◆ **Material for this exercise**:
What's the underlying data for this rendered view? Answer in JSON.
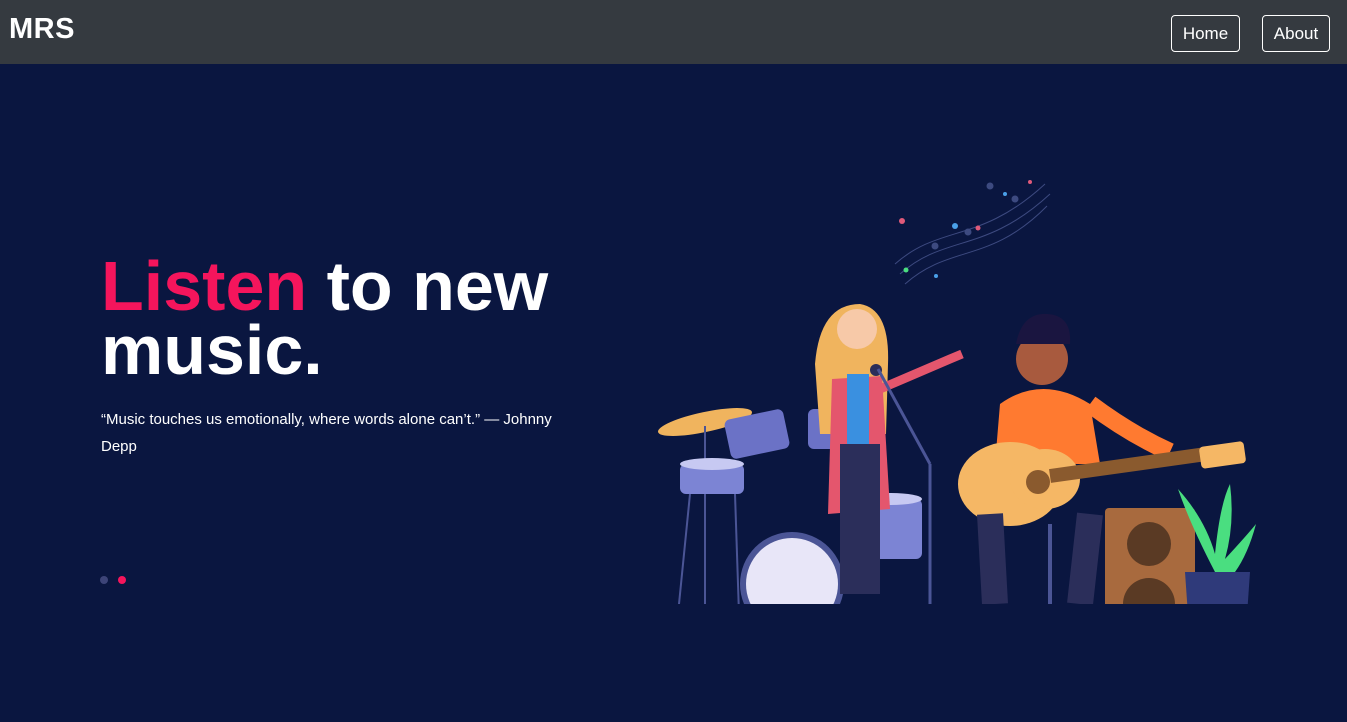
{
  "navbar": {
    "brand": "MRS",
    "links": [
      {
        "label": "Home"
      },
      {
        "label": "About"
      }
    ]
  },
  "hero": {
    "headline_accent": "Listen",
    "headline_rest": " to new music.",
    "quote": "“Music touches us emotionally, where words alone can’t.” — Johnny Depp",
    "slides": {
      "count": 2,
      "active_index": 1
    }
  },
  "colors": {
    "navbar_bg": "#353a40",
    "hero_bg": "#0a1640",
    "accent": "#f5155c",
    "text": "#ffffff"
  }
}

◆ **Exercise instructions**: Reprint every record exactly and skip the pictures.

◆ **Written response**:
What's the underlying data for this rendered view? Answer in JSON.
{
  "navbar": {
    "brand": "MRS",
    "links": [
      {
        "label": "Home"
      },
      {
        "label": "About"
      }
    ]
  },
  "hero": {
    "headline_accent": "Listen",
    "headline_rest": " to new music.",
    "quote": "“Music touches us emotionally, where words alone can’t.” — Johnny Depp",
    "slides": {
      "count": 2,
      "active_index": 1
    }
  },
  "colors": {
    "navbar_bg": "#353a40",
    "hero_bg": "#0a1640",
    "accent": "#f5155c",
    "text": "#ffffff"
  }
}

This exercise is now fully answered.